(Element data from apps and pages)

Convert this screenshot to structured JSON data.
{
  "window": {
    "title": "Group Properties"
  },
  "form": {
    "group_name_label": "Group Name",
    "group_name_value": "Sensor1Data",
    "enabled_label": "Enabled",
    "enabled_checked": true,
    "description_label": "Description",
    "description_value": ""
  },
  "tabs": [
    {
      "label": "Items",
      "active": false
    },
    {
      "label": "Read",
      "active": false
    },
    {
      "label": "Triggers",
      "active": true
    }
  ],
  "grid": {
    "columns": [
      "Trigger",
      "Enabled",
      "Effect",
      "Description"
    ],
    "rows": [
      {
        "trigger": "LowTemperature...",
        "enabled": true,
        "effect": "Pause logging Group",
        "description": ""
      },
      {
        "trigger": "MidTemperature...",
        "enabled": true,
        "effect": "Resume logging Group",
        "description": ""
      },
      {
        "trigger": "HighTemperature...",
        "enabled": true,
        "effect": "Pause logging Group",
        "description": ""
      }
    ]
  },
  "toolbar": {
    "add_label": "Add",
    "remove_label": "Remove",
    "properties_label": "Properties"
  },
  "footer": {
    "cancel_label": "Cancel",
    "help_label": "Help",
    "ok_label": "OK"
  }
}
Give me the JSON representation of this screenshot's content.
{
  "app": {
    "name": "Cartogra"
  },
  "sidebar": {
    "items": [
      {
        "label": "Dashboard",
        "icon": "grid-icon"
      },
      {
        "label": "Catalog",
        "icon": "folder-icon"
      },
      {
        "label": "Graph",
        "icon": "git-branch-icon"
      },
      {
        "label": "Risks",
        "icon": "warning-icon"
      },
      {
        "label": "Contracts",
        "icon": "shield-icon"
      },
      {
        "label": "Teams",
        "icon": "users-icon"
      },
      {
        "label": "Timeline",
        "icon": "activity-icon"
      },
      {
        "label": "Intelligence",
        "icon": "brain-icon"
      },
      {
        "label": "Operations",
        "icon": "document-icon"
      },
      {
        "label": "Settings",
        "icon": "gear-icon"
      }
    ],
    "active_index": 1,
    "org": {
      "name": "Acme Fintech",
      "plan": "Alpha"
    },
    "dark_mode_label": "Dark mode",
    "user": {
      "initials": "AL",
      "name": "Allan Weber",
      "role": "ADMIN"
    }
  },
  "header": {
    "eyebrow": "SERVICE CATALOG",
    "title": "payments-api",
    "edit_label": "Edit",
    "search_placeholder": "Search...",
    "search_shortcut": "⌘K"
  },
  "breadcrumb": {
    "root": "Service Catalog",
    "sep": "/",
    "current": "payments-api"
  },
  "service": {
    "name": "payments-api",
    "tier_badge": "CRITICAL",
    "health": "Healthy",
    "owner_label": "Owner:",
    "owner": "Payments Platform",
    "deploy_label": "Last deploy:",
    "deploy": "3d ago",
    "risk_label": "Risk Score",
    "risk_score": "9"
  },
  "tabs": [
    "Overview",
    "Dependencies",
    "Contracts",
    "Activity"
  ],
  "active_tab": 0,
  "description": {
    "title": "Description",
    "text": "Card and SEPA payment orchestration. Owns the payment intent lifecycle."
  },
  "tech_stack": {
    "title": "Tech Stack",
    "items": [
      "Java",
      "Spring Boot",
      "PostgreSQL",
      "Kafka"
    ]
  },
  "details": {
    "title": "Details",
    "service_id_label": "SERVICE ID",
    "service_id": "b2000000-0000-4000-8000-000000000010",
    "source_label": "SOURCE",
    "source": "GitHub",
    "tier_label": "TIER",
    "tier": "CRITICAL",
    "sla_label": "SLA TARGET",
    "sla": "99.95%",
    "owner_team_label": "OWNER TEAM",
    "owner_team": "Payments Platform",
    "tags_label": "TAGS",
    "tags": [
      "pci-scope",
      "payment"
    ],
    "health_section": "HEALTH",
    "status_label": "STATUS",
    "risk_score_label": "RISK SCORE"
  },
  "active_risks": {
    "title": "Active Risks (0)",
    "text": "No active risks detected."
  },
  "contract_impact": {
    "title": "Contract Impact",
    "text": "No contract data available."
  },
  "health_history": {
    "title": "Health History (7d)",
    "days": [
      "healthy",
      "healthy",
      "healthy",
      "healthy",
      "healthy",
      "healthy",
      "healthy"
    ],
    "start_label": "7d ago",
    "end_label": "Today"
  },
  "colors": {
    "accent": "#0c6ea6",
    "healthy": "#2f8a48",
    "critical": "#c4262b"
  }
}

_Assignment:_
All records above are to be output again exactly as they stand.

_Solution for this task:_
Convert this screenshot to structured JSON data.
{
  "window": {
    "title": "Group Properties"
  },
  "form": {
    "group_name_label": "Group Name",
    "group_name_value": "Sensor1Data",
    "enabled_label": "Enabled",
    "enabled_checked": true,
    "description_label": "Description",
    "description_value": ""
  },
  "tabs": [
    {
      "label": "Items",
      "active": false
    },
    {
      "label": "Read",
      "active": false
    },
    {
      "label": "Triggers",
      "active": true
    }
  ],
  "grid": {
    "columns": [
      "Trigger",
      "Enabled",
      "Effect",
      "Description"
    ],
    "rows": [
      {
        "trigger": "LowTemperature...",
        "enabled": true,
        "effect": "Pause logging Group",
        "description": ""
      },
      {
        "trigger": "MidTemperature...",
        "enabled": true,
        "effect": "Resume logging Group",
        "description": ""
      },
      {
        "trigger": "HighTemperature...",
        "enabled": true,
        "effect": "Pause logging Group",
        "description": ""
      }
    ]
  },
  "toolbar": {
    "add_label": "Add",
    "remove_label": "Remove",
    "properties_label": "Properties"
  },
  "footer": {
    "cancel_label": "Cancel",
    "help_label": "Help",
    "ok_label": "OK"
  }
}
Give me the JSON representation of this screenshot's content.
{
  "app": {
    "name": "Cartogra"
  },
  "sidebar": {
    "items": [
      {
        "label": "Dashboard",
        "icon": "grid-icon"
      },
      {
        "label": "Catalog",
        "icon": "folder-icon"
      },
      {
        "label": "Graph",
        "icon": "git-branch-icon"
      },
      {
        "label": "Risks",
        "icon": "warning-icon"
      },
      {
        "label": "Contracts",
        "icon": "shield-icon"
      },
      {
        "label": "Teams",
        "icon": "users-icon"
      },
      {
        "label": "Timeline",
        "icon": "activity-icon"
      },
      {
        "label": "Intelligence",
        "icon": "brain-icon"
      },
      {
        "label": "Operations",
        "icon": "document-icon"
      },
      {
        "label": "Settings",
        "icon": "gear-icon"
      }
    ],
    "active_index": 1,
    "org": {
      "name": "Acme Fintech",
      "plan": "Alpha"
    },
    "dark_mode_label": "Dark mode",
    "user": {
      "initials": "AL",
      "name": "Allan Weber",
      "role": "ADMIN"
    }
  },
  "header": {
    "eyebrow": "SERVICE CATALOG",
    "title": "payments-api",
    "edit_label": "Edit",
    "search_placeholder": "Search...",
    "search_shortcut": "⌘K"
  },
  "breadcrumb": {
    "root": "Service Catalog",
    "sep": "/",
    "current": "payments-api"
  },
  "service": {
    "name": "payments-api",
    "tier_badge": "CRITICAL",
    "health": "Healthy",
    "owner_label": "Owner:",
    "owner": "Payments Platform",
    "deploy_label": "Last deploy:",
    "deploy": "3d ago",
    "risk_label": "Risk Score",
    "risk_score": "9"
  },
  "tabs": [
    "Overview",
    "Dependencies",
    "Contracts",
    "Activity"
  ],
  "active_tab": 0,
  "description": {
    "title": "Description",
    "text": "Card and SEPA payment orchestration. Owns the payment intent lifecycle."
  },
  "tech_stack": {
    "title": "Tech Stack",
    "items": [
      "Java",
      "Spring Boot",
      "PostgreSQL",
      "Kafka"
    ]
  },
  "details": {
    "title": "Details",
    "service_id_label": "SERVICE ID",
    "service_id": "b2000000-0000-4000-8000-000000000010",
    "source_label": "SOURCE",
    "source": "GitHub",
    "tier_label": "TIER",
    "tier": "CRITICAL",
    "sla_label": "SLA TARGET",
    "sla": "99.95%",
    "owner_team_label": "OWNER TEAM",
    "owner_team": "Payments Platform",
    "tags_label": "TAGS",
    "tags": [
      "pci-scope",
      "payment"
    ],
    "health_section": "HEALTH",
    "status_label": "STATUS",
    "risk_score_label": "RISK SCORE"
  },
  "active_risks": {
    "title": "Active Risks (0)",
    "text": "No active risks detected."
  },
  "contract_impact": {
    "title": "Contract Impact",
    "text": "No contract data available."
  },
  "health_history": {
    "title": "Health History (7d)",
    "days": [
      "healthy",
      "healthy",
      "healthy",
      "healthy",
      "healthy",
      "healthy",
      "healthy"
    ],
    "start_label": "7d ago",
    "end_label": "Today"
  },
  "colors": {
    "accent": "#0c6ea6",
    "healthy": "#2f8a48",
    "critical": "#c4262b"
  }
}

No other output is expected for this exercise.